■ TASK DIRECTIONS: Only lines containing the string "time" belong in the answer; copy all of them from the entries.
*** EXERCISE INPUT Section Begins ***
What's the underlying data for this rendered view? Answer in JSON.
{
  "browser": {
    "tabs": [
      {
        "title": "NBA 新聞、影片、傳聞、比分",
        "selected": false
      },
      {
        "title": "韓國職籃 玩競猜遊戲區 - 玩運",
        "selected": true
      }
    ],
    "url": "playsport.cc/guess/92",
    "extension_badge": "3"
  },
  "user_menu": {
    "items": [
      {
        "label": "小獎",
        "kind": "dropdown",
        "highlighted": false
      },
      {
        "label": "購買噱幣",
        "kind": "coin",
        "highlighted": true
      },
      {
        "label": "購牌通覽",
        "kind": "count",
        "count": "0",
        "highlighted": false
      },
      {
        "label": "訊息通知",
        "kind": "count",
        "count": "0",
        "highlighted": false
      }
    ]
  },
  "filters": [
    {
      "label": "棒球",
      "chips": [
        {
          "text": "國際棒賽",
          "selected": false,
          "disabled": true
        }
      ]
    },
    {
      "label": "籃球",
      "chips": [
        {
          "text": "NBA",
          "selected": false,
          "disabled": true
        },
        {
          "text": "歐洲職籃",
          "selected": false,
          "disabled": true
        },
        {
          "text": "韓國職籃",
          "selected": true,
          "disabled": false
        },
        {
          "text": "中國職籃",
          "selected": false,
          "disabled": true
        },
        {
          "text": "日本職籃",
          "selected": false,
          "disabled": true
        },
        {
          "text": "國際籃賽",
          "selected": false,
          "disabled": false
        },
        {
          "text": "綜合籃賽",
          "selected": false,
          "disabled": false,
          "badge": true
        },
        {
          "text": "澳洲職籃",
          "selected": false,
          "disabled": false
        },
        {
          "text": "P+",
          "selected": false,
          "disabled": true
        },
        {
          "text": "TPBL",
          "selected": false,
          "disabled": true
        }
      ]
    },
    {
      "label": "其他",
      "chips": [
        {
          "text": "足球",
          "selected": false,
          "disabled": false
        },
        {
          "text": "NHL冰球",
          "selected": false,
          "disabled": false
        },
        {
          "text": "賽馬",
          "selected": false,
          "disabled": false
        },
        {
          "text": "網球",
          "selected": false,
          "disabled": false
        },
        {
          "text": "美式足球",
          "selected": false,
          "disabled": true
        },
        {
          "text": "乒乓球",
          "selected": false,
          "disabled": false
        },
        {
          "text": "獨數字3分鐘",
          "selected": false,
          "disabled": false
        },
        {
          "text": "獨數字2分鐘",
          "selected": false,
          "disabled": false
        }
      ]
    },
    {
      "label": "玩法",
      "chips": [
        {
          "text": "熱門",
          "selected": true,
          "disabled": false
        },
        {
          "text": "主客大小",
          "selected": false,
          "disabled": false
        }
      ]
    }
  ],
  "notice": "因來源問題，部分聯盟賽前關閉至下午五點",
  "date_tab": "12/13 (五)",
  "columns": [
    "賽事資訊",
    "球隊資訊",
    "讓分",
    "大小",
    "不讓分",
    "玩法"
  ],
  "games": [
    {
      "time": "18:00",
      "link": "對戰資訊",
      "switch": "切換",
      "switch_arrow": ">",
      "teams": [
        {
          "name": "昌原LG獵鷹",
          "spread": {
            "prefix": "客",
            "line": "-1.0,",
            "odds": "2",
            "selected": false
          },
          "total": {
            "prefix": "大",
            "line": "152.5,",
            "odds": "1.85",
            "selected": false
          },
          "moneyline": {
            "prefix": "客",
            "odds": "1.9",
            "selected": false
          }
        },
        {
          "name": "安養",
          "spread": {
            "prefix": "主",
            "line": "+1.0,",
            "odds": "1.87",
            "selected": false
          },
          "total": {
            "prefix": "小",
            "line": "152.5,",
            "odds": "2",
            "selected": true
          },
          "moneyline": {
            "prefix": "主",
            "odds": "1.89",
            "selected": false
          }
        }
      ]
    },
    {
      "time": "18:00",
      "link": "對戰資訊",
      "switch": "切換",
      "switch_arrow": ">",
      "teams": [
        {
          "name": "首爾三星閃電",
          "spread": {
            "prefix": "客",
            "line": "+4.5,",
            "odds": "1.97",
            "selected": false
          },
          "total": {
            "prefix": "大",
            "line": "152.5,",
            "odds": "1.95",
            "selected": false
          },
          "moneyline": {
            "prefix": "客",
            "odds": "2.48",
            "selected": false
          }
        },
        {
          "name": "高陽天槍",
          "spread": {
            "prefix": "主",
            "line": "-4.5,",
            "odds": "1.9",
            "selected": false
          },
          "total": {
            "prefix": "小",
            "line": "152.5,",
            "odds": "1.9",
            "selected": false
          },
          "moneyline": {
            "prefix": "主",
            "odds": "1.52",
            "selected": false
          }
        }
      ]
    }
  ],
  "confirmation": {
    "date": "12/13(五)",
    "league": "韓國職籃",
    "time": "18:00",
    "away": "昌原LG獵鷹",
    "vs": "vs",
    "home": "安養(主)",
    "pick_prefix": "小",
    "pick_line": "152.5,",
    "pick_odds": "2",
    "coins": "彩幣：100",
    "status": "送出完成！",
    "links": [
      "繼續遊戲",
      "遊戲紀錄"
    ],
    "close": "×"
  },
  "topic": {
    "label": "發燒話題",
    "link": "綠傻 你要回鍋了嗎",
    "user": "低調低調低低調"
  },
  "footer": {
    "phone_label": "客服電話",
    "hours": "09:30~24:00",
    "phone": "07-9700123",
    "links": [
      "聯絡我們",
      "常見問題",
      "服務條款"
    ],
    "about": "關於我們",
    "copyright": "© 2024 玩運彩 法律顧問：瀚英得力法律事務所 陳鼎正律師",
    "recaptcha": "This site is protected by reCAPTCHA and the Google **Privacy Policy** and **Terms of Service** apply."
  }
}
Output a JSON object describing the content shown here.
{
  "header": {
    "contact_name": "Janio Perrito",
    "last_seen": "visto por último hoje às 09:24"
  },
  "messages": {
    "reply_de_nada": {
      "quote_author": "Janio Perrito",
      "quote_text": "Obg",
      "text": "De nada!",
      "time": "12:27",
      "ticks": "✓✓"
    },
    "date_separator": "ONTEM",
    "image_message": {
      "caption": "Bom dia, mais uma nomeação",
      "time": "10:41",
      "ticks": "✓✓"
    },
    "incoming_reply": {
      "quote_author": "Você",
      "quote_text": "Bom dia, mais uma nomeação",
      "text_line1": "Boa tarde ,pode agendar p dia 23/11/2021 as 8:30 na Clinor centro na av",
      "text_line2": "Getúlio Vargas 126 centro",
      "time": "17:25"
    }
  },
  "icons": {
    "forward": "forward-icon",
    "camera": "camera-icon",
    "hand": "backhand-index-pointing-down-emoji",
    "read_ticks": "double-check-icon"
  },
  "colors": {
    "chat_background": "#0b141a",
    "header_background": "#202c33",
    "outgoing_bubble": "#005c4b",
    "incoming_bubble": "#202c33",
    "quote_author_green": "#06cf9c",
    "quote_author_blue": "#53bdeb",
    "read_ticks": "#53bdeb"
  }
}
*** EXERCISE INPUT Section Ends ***
■ WORKED SOLUTION:
      "time": "18:00",
      "time": "18:00",
    "time": "18:00",
      "time": "12:27",
      "time": "10:41",
      "time": "17:25"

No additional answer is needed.